The many rules and regulations around modern provincial elections, which ensure fairness at the voting booth and mean that those casting ballots may do so in private, are by now well-established. Despite the odd cry of voter fraud, it is almost impossible for a politician or party to “game the system”. However, a glance back at our province’s early history shows that elections were conducted in a very different manner in those years immediately after British Columbia joined Confederation in 1871.
Women, of course, were not allowed to vote, although men who were British (but not necessarily Canadian) subjects could. And there was no such thing as a secret ballot; each voter would, on voting day, turn up at the polling station, state his name to the poll clerk, and then say publicly who he was voting for, with the choice inscribed in a poll book.
In 1871, the first legislative assembly of the new province of British Columbia was duly elected. Thomas Basil Humphreys, who had represented Lillooet for several terms when B.C. was a colony, stood for election in the Lillooet district, which comprised all the territory between Lillooet and Clinton. The district was allowed two representatives, and Humphreys was duly elected, alongside Andrew T. Jamieson.
However, Jamieson died in November 1872, and a by-election was held to fill the second spot in the district. The winning candidate was one William Saul, who lived in 59 Mile House, 12 miles north of Clinton, and who became the junior member of the Lillooet district in the legislative assembly.
Humphreys was well-educated, a good and fluent speaker, shrewd, and an experienced politician. Saul was … none of those things. In his book The Cariboo Road, author Mark S. Wade memorably describes Saul as being “handicapped by an indifferent education and a narrow mental horizon.” The two men were complete opposites, personally as well as politically, and continually found themselves on the opposite side of almost every matter that came before them. Humphreys found Saul a consistent irritation due to his “circumscribed mentality”. What Saul thought of Humphreys has gone unrecorded.
Mark 3:25 tells us that “If a house be divided against itself, that house cannot stand.” How could the two representatives of the Lillooet district adequately represent the region, if they were continually in opposition to each other? Humphreys, as the more senior and experienced of the two men, saw two solutions: he could kick Saul out (which could trigger a backlash), or himself be kicked out. He chose the latter solution, and asked Saul to resign, so that the election could be run again.

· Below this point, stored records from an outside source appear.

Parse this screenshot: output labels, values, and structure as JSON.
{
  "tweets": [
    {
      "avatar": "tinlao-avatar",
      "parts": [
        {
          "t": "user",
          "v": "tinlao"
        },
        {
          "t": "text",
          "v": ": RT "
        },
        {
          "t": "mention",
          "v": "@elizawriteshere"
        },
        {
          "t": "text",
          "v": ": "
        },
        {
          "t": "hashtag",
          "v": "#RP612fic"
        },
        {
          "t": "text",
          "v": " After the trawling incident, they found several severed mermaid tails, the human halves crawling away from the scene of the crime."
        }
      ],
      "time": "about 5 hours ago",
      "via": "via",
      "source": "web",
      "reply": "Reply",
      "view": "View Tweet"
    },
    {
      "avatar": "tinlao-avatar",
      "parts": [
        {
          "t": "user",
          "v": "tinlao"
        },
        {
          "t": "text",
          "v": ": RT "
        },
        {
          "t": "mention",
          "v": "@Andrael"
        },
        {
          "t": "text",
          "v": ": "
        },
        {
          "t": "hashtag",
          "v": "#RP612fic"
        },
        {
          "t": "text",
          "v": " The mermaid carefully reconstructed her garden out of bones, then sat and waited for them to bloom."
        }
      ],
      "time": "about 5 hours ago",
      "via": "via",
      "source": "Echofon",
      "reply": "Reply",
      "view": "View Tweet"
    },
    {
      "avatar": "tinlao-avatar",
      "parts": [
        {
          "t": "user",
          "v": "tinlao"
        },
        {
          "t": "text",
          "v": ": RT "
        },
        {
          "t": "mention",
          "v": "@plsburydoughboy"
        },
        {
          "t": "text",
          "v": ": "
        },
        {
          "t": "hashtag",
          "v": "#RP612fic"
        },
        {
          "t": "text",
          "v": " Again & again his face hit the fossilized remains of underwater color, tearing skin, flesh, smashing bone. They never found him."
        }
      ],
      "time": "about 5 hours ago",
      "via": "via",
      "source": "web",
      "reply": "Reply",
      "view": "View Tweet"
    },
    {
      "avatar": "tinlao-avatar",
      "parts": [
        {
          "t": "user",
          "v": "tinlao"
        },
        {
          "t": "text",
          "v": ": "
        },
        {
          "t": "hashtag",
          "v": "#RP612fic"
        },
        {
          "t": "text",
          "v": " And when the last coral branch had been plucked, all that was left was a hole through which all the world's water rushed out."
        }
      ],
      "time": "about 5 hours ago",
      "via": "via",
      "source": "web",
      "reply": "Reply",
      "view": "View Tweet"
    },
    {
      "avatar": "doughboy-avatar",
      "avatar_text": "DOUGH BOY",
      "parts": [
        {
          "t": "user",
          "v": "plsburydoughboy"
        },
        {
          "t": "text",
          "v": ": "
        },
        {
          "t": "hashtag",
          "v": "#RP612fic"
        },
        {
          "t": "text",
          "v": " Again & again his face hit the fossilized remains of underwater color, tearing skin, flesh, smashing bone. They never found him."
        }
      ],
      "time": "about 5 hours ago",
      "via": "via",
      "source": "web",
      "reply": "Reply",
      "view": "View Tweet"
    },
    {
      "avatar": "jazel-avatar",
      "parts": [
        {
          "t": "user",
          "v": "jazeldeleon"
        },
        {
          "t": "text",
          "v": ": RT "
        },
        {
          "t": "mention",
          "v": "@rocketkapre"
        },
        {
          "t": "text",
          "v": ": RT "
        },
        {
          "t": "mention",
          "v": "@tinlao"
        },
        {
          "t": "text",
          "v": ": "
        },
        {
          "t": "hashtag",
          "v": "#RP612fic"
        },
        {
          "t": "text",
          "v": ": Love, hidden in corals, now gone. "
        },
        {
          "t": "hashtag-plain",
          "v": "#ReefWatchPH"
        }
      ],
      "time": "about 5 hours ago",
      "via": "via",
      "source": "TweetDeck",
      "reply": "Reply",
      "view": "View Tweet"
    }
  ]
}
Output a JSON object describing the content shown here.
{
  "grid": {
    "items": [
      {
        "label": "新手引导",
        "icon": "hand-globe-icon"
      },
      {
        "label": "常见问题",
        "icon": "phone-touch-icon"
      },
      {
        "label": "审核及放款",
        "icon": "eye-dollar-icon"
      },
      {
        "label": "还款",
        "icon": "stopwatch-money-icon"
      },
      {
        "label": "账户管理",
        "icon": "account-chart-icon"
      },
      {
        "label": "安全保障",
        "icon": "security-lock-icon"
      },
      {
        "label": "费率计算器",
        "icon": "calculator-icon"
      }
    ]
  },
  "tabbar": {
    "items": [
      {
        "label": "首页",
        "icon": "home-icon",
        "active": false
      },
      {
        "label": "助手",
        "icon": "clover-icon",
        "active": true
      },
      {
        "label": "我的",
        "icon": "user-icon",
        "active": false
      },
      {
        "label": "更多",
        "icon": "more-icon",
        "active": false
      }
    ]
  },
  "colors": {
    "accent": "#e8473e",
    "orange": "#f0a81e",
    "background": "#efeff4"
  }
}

Saul accepted the challenge, and the race was on. Humphreys selected as his running-mate William M. Brown, a farmer from north of Lillooet, while Saul decided to run alone. The riding was a large one, and both men worked it from end to end, with meetings, speeches, and canvassing. It was a furious campaign, and a poll taken near the end of it indicated that the vote was very close, but that Saul had a narrow lead.
Lillooet circa 1871, shortly before a contentious by-election took place there.
When voting day came, and each man came to the voting booth to register his vote to the poll clerk, the Humphreys camp was dismayed to find that their man was falling behind. It looked as if Saul’s win was assured; but what could they do?
His adherents might have been dismayed, but Humphreys remained remarkably—almost oddly—confident throughout the day: never without a smile, and treating his friends’ concerns lightly, as if he knew something that they did not. Slowly it dawned on his supporters that Humphreys—wily career politician that he was—had something up his sleeve; but what on earth could that be?
The answer became apparent just as William Saul’s supporters began to congratulate themselves on their man’s victory. Humphreys had, during his years as a colonial politician for Lillooet, made himself useful to the Chinese community in Lillooet by keeping their books, disposing of their gold, and writing letters for them. The Chinese men he helped held Humphreys in high esteem, because he had always treated them fairly.
So when Humphreys came to them, before the by-election, with a request, they did not disappoint him. There they were on election day, 35 men making their way to the polling station in Lillooet, all of them having been coached on what to say when they got there. Each man, upon stepping before the poll clerk, stated that he was a native of Hong Kong, and swore that he was a British subject.
Lillooet’s Chinatown circa 1900.
The oath, however, had to be made in such a way that showed it was binding on each man’s conscience. For that reason, each of the Chinese workers carried with him a small bowl of rice, and upon making the oath broke his bowl and scattered the rice, to the amusement of some onlookers. Then, having been declared a British subject, each of the workers was allowed to vote; and to a man, they voted for Thomas Basil Humphreys. “He good friend to me. Me like him.”
When the votes were counted, Humphreys and Brown had won—by four votes. A recount came up with the same result. Saul—or someone in his camp—raised the matter of the legality of the voting by the Chinese workers. Upon consideration, a judge ruled that “Those Chinamen are all natives of Hong Kong. Hong Kong is a British possession. Therefore, those thirty-five men are British subjects and entitled to vote.”
We hear a good deal, today, about politicians needing to “get out the vote” in order to win a tight constituency race. As history—and Thomas Basil Humphreys—shows, getting out the vote has always been an issue, and a puzzle for politicians to solve, sometimes in creative ways. And history also shows that this region has a legacy of tight election races that go down to the wire. The more things change, the more they stay the same.